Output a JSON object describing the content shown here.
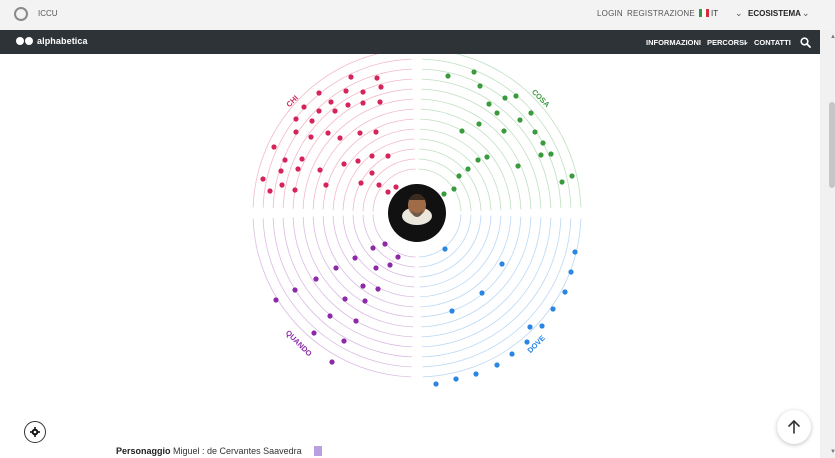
{
  "topbar": {
    "org": "ICCU",
    "login": "LOGIN",
    "register": "REGISTRAZIONE",
    "language": "IT",
    "ecosystem": "ECOSISTEMA"
  },
  "navbar": {
    "brand": "alphabetica",
    "items": [
      "INFORMAZIONI",
      "PERCORSI",
      "CONTATTI"
    ]
  },
  "viz": {
    "quadrants": [
      {
        "label": "CHI",
        "color": "#d6245a"
      },
      {
        "label": "COSA",
        "color": "#3a9b3e"
      },
      {
        "label": "DOVE",
        "color": "#2a86e0"
      },
      {
        "label": "QUANDO",
        "color": "#8c2aa8"
      }
    ]
  },
  "footer": {
    "label": "Personaggio",
    "value": "Miguel : de Cervantes Saavedra"
  },
  "icons": {
    "search": "search-icon",
    "settings": "gear-icon",
    "scroll_top": "arrow-up-icon",
    "bookmark": "bookmark-icon"
  }
}
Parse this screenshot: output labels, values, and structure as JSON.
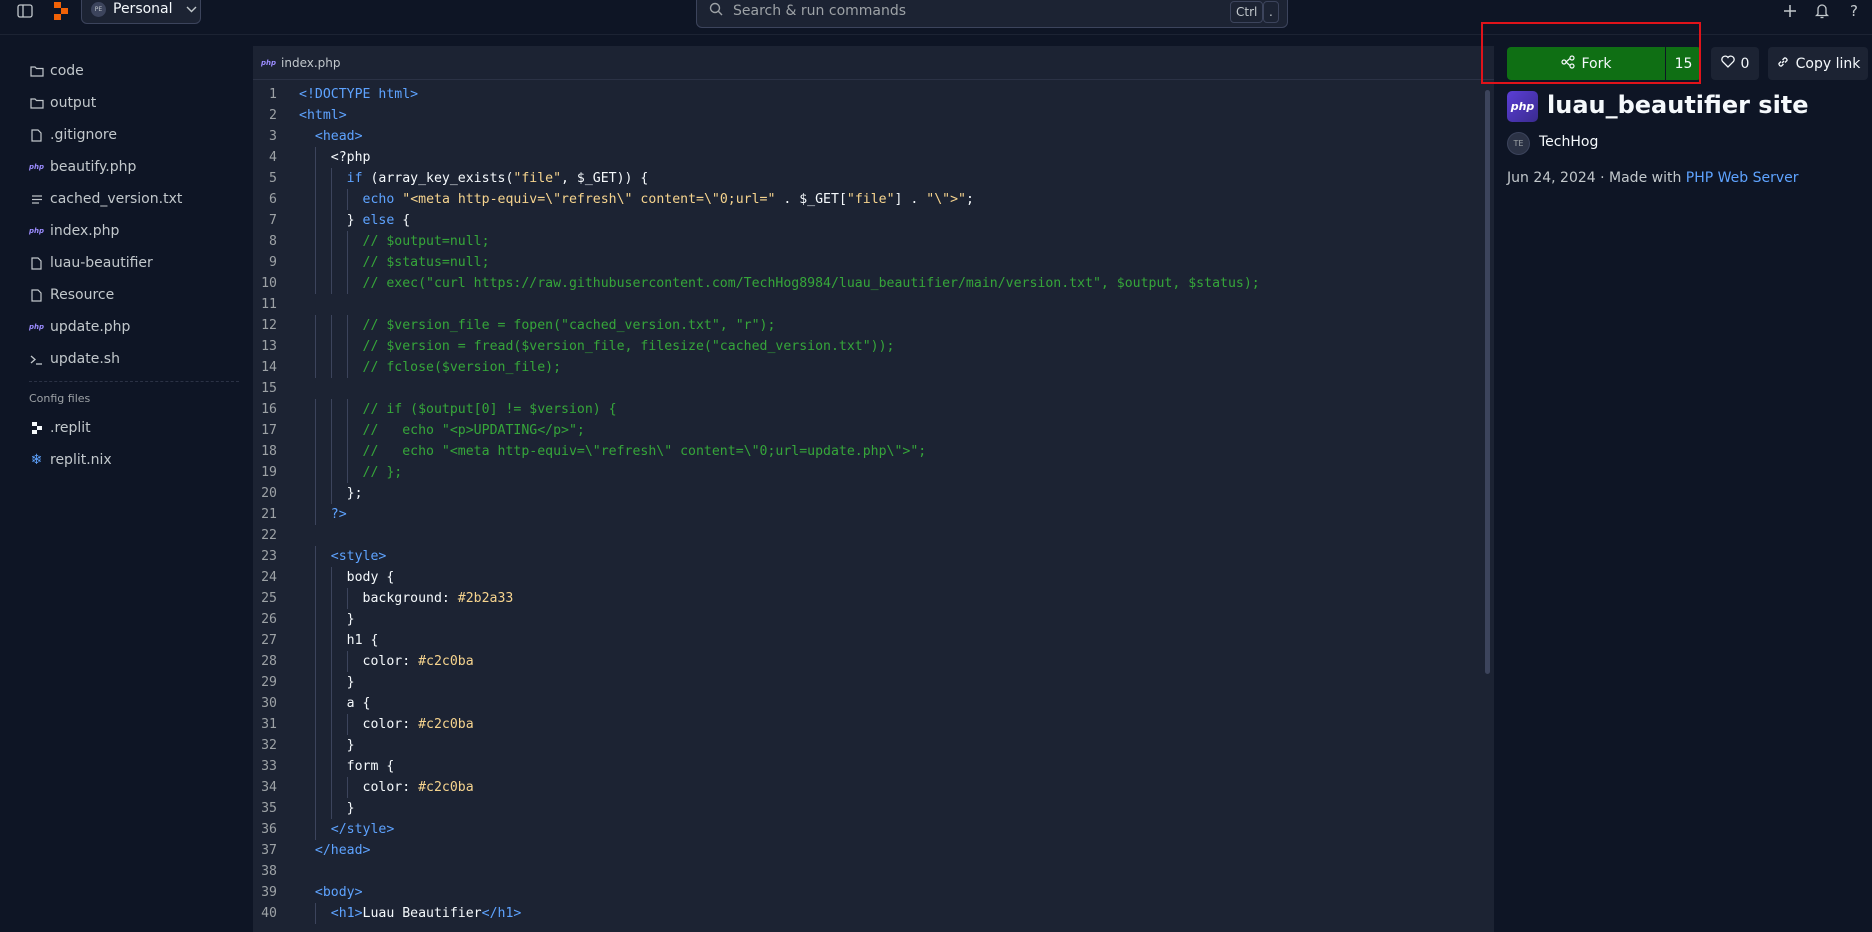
{
  "topbar": {
    "workspace_label": "Personal",
    "workspace_avatar": "PE",
    "search_placeholder": "Search & run commands",
    "kbd_ctrl": "Ctrl",
    "kbd_dot": "."
  },
  "filetree": {
    "items": [
      {
        "label": "code",
        "icon": "folder-icon"
      },
      {
        "label": "output",
        "icon": "folder-icon"
      },
      {
        "label": ".gitignore",
        "icon": "file-icon"
      },
      {
        "label": "beautify.php",
        "icon": "php-icon"
      },
      {
        "label": "cached_version.txt",
        "icon": "text-file-icon"
      },
      {
        "label": "index.php",
        "icon": "php-icon"
      },
      {
        "label": "luau-beautifier",
        "icon": "file-icon"
      },
      {
        "label": "Resource",
        "icon": "file-icon"
      },
      {
        "label": "update.php",
        "icon": "php-icon"
      },
      {
        "label": "update.sh",
        "icon": "terminal-icon"
      }
    ],
    "config_section_label": "Config files",
    "config_items": [
      {
        "label": ".replit",
        "icon": "replit-icon"
      },
      {
        "label": "replit.nix",
        "icon": "nix-icon"
      }
    ]
  },
  "editor": {
    "tab_label": "index.php",
    "tab_badge": "php",
    "lines": [
      "<!DOCTYPE html>",
      "<html>",
      "  <head>",
      "    <?php",
      "      if (array_key_exists(\"file\", $_GET)) {",
      "        echo \"<meta http-equiv=\\\"refresh\\\" content=\\\"0;url=\" . $_GET[\"file\"] . \"\\\">\";",
      "      } else {",
      "        // $output=null;",
      "        // $status=null;",
      "        // exec(\"curl https://raw.githubusercontent.com/TechHog8984/luau_beautifier/main/version.txt\", $output, $status);",
      "",
      "        // $version_file = fopen(\"cached_version.txt\", \"r\");",
      "        // $version = fread($version_file, filesize(\"cached_version.txt\"));",
      "        // fclose($version_file);",
      "",
      "        // if ($output[0] != $version) {",
      "        //   echo \"<p>UPDATING</p>\";",
      "        //   echo \"<meta http-equiv=\\\"refresh\\\" content=\\\"0;url=update.php\\\">\";",
      "        // };",
      "      };",
      "    ?>",
      "",
      "    <style>",
      "      body {",
      "        background: #2b2a33",
      "      }",
      "      h1 {",
      "        color: #c2c0ba",
      "      }",
      "      a {",
      "        color: #c2c0ba",
      "      }",
      "      form {",
      "        color: #c2c0ba",
      "      }",
      "    </style>",
      "  </head>",
      "",
      "  <body>",
      "    <h1>Luau Beautifier</h1>"
    ]
  },
  "panel": {
    "fork_label": "Fork",
    "fork_count": "15",
    "like_count": "0",
    "copy_link_label": "Copy link",
    "logo_text": "php",
    "title": "luau_beautifier site",
    "owner_initials": "TE",
    "owner_name": "TechHog",
    "date": "Jun 24, 2024",
    "made_with_prefix": "· Made with",
    "made_with_link": "PHP Web Server"
  },
  "colors": {
    "background": "#0e1525",
    "editor_bg": "#1c2333",
    "accent_green": "#0f6f14",
    "link_blue": "#5ea3ff",
    "highlight_red": "#e0131a"
  }
}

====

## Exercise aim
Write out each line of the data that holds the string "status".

## Written answer
      "        // $status=null;",
      "        // exec(\"curl https://raw.githubusercontent.com/TechHog8984/luau_beautifier/main/version.txt\", $output, $status);",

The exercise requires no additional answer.